“We will now be instructors as a couple, so we kind of moved into the role of being able to share principles and things that have worked for us to help others improve and share our ideas on a large-scale basis,” Melinda says.
The Sims are always looking towards the future and working to better their operation.
“There’s always a yearning to do better for the animals, people, environment and the bottom line,” says Melinda.
The Sims strive to build a business for future generations.
“We would love for our children to come back, but we want them to be fulfilled in whatever they do,” says Melinda. “We want to build and maintain a business that is enticing to future generations, so it can be carried on and the land management can be improved on.”
“We want the next generation to have the opportunity to take the ranch over,” says Scott. “If they want to be here, it’s there, if not, there’re lots of young people out there who would just love to have an opportunity to ranch. Once in a while, those things can happen.”
April offers advice for future generations of ranchers, saying, “Faith is important. Sometimes, you have to accept you are going through a tough time and down the road, things will get better.”
“Realize it’s not something that happens overnight,” she adds. “It takes time, dedication and hard work.”
For more information, visit simscattlecompany.com.

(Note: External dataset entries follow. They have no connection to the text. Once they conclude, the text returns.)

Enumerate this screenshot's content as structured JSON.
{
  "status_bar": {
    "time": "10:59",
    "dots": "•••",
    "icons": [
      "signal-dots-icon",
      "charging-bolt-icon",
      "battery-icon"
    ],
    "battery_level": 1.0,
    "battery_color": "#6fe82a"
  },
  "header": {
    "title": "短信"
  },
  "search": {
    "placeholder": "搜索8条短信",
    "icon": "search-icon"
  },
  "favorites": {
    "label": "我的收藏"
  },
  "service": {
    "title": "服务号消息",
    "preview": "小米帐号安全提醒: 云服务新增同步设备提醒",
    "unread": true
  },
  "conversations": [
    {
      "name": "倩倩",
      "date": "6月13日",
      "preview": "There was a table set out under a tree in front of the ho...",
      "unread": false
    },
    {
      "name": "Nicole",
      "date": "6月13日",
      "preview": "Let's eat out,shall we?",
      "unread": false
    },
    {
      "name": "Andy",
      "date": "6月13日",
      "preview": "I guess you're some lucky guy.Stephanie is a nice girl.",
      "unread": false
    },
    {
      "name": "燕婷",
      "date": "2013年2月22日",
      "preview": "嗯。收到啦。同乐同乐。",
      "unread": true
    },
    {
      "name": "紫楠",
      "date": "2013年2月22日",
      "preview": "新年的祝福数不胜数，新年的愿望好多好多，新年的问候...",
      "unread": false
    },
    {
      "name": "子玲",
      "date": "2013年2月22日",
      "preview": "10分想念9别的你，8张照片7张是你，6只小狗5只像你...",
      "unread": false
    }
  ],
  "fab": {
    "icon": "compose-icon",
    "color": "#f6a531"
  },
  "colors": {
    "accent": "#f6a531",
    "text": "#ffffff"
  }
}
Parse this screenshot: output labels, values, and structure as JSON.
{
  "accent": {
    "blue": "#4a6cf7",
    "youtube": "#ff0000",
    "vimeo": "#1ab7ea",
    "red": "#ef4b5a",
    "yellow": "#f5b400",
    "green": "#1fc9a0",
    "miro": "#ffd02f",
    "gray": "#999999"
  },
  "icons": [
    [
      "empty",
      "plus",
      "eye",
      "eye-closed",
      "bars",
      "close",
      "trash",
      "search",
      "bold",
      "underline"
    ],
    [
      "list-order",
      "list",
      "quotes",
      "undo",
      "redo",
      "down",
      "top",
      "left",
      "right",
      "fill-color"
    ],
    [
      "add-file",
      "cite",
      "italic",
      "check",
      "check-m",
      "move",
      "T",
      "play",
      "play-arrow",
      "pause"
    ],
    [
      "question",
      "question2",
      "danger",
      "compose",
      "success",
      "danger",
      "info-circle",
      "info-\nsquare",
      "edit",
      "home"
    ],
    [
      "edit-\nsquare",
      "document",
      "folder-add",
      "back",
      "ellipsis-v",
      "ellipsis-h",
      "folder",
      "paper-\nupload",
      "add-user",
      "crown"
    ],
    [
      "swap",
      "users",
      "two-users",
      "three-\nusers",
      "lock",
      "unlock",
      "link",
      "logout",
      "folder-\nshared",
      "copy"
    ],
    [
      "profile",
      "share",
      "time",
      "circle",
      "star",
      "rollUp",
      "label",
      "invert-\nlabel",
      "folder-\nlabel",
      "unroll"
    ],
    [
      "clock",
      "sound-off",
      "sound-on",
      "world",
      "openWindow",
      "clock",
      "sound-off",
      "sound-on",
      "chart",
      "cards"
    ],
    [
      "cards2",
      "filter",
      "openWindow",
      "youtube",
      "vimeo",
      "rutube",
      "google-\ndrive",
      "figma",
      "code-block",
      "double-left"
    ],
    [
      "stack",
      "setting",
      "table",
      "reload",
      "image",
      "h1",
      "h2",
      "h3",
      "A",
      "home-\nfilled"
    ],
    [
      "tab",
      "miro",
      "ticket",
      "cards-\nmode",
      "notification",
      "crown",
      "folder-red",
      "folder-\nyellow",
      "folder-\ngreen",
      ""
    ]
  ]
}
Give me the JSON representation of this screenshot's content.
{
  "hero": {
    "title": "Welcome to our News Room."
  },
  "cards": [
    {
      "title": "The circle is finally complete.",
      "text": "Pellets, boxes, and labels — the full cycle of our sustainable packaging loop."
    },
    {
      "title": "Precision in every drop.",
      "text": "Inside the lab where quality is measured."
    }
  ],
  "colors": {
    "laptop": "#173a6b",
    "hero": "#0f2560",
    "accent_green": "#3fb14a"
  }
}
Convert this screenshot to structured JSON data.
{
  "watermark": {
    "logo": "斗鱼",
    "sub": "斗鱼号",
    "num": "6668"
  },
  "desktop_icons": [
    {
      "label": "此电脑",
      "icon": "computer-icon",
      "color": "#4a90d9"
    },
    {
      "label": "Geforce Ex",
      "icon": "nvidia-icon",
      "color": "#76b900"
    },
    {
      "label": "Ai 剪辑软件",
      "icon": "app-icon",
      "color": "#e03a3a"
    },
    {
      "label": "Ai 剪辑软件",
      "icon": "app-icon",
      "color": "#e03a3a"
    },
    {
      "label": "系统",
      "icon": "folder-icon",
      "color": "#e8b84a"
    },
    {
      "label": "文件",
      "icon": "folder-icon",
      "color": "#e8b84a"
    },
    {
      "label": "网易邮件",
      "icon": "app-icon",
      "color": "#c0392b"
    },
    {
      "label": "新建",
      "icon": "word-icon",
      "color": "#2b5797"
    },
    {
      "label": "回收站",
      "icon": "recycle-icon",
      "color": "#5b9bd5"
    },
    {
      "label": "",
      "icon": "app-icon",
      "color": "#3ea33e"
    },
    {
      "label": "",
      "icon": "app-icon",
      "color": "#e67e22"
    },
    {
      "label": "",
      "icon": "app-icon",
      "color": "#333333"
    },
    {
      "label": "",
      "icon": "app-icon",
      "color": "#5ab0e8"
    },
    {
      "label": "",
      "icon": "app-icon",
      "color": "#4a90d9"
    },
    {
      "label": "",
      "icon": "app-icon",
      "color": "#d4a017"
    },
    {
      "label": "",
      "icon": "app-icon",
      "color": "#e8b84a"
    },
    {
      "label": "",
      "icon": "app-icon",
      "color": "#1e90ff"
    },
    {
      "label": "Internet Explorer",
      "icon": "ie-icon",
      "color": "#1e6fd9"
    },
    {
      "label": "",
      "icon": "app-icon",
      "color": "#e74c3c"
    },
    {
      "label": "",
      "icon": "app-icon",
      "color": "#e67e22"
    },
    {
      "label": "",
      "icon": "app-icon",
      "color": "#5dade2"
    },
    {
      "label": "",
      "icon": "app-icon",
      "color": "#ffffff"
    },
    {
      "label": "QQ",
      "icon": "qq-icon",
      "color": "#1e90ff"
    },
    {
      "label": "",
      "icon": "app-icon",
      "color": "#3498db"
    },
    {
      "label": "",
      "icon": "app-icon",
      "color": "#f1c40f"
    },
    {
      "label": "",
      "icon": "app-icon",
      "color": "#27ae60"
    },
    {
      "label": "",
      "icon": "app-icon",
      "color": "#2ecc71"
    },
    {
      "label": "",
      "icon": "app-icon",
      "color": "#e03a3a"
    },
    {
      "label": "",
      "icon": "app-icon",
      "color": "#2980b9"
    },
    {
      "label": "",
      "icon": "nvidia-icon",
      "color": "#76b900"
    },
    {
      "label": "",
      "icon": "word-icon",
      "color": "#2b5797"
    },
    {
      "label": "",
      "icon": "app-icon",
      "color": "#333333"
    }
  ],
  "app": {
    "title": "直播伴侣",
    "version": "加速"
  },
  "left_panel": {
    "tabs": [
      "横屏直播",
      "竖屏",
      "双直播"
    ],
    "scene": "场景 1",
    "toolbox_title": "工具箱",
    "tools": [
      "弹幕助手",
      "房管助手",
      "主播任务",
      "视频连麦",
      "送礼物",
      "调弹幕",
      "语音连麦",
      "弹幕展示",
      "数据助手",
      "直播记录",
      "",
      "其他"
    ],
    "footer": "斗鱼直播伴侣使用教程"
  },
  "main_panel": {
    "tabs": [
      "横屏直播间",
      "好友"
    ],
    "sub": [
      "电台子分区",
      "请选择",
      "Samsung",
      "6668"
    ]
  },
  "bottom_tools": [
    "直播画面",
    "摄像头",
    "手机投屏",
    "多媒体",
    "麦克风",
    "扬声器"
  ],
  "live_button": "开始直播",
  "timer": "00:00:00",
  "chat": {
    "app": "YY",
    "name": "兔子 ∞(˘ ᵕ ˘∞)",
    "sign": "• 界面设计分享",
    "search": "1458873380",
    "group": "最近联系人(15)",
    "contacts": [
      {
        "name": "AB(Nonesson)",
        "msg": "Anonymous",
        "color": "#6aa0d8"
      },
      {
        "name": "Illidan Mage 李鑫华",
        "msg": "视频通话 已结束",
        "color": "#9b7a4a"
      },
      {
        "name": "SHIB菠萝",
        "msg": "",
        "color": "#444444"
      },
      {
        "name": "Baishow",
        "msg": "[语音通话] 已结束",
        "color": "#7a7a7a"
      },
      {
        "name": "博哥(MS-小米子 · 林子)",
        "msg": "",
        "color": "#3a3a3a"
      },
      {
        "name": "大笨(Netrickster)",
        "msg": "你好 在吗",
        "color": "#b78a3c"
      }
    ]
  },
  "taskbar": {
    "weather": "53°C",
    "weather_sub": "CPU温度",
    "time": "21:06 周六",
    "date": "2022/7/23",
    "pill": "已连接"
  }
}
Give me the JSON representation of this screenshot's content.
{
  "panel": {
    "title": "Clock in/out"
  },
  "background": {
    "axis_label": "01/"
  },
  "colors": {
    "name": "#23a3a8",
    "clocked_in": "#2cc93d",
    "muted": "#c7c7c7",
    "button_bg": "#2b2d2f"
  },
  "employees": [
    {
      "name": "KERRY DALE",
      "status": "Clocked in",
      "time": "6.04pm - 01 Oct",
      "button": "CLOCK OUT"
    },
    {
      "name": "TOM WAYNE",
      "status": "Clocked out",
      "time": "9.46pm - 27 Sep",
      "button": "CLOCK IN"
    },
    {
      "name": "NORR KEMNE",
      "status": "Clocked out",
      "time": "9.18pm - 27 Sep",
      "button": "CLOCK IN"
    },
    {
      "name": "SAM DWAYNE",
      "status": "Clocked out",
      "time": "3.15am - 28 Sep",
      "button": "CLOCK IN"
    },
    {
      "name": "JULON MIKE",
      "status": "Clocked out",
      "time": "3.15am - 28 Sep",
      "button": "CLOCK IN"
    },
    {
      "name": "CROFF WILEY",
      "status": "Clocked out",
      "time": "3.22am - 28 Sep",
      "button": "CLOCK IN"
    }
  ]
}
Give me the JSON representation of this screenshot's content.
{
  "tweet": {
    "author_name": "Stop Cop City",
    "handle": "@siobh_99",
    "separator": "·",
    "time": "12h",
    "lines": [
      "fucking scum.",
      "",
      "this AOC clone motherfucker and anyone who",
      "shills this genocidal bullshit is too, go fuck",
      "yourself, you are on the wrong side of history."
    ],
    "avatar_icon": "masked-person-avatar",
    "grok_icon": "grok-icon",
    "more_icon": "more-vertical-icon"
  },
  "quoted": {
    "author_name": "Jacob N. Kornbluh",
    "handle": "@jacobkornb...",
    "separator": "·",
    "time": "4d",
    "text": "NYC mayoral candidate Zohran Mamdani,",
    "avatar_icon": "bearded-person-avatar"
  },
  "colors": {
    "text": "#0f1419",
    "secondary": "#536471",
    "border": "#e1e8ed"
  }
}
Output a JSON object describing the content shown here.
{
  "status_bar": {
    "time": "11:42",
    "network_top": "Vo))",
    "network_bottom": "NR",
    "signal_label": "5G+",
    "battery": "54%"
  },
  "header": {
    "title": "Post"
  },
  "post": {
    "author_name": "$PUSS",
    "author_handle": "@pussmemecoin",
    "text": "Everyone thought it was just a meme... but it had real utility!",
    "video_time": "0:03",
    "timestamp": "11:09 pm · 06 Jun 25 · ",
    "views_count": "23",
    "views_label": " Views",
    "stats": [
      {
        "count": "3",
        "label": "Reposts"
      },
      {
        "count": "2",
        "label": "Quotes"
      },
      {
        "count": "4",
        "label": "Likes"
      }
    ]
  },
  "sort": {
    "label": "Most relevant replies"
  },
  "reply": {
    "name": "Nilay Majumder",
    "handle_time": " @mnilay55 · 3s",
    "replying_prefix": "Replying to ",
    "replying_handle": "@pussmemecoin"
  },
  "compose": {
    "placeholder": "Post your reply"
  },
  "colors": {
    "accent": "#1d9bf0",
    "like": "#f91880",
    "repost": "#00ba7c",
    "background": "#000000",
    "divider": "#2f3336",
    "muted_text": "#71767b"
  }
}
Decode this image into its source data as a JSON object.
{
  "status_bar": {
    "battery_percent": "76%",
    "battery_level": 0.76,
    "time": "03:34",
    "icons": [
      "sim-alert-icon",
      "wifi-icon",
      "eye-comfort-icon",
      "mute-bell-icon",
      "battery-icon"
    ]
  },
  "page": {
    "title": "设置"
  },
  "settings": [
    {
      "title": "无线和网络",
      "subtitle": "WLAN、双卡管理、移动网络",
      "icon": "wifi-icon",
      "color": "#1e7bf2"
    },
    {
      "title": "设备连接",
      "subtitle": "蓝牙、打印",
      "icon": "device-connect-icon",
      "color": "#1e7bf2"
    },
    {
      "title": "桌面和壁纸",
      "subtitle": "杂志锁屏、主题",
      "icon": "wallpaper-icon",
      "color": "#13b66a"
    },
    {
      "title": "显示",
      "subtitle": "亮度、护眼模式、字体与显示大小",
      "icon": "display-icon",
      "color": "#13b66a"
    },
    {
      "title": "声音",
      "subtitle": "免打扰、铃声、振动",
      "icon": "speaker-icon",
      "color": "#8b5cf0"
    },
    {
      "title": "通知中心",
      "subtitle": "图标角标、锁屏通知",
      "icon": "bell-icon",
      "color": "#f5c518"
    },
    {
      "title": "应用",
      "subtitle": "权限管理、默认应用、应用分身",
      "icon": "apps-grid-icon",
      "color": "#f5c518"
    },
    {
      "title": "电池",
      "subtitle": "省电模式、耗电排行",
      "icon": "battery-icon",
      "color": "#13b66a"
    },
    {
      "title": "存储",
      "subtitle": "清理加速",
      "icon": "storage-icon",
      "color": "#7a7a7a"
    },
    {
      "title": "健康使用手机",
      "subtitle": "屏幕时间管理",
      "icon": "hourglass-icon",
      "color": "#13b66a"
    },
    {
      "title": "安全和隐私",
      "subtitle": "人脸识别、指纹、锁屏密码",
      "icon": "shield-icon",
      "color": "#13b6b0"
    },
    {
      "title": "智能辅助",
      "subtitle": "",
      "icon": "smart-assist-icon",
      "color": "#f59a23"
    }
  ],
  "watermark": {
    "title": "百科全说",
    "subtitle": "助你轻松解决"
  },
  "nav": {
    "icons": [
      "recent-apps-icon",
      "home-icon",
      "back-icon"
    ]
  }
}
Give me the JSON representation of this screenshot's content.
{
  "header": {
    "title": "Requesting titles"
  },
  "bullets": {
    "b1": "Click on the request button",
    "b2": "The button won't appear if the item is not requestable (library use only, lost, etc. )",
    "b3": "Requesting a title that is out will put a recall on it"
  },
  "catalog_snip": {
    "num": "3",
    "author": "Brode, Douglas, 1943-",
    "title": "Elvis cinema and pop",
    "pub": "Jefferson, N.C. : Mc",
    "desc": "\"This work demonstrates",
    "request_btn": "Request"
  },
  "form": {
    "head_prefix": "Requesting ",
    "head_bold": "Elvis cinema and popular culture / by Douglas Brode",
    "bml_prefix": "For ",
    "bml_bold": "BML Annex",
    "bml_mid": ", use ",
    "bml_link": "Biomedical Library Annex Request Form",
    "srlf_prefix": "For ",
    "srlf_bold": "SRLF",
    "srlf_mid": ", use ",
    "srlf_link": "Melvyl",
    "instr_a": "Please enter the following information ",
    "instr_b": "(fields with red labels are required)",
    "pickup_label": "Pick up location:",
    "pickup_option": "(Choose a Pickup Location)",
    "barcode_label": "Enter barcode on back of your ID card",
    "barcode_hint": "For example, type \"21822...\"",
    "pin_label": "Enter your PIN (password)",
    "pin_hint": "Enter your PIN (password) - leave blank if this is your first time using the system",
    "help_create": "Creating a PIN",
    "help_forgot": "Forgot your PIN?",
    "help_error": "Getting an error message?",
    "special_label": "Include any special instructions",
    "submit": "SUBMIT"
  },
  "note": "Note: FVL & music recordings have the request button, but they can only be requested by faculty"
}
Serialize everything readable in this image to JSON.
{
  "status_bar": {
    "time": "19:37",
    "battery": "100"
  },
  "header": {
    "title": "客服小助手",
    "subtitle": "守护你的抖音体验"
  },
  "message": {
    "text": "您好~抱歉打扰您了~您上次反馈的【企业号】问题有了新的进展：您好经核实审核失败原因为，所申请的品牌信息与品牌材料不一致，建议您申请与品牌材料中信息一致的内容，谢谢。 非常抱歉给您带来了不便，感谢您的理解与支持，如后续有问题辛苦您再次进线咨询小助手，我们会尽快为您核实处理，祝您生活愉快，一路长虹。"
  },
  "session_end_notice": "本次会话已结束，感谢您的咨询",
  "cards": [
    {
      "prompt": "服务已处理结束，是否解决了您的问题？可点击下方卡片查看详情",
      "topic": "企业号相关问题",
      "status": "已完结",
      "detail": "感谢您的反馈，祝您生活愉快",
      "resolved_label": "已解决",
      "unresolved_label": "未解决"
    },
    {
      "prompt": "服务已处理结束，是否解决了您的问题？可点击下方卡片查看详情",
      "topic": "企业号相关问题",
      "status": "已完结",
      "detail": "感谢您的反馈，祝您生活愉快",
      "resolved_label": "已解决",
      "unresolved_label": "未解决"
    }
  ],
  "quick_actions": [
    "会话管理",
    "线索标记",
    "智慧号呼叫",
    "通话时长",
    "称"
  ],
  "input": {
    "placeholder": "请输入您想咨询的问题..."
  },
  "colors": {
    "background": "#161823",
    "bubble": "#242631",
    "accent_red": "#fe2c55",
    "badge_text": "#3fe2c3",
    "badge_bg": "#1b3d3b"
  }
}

Kaitlyn Root is an editor for the Wyoming Livestock Roundup. Send comments on this article to email@example.com.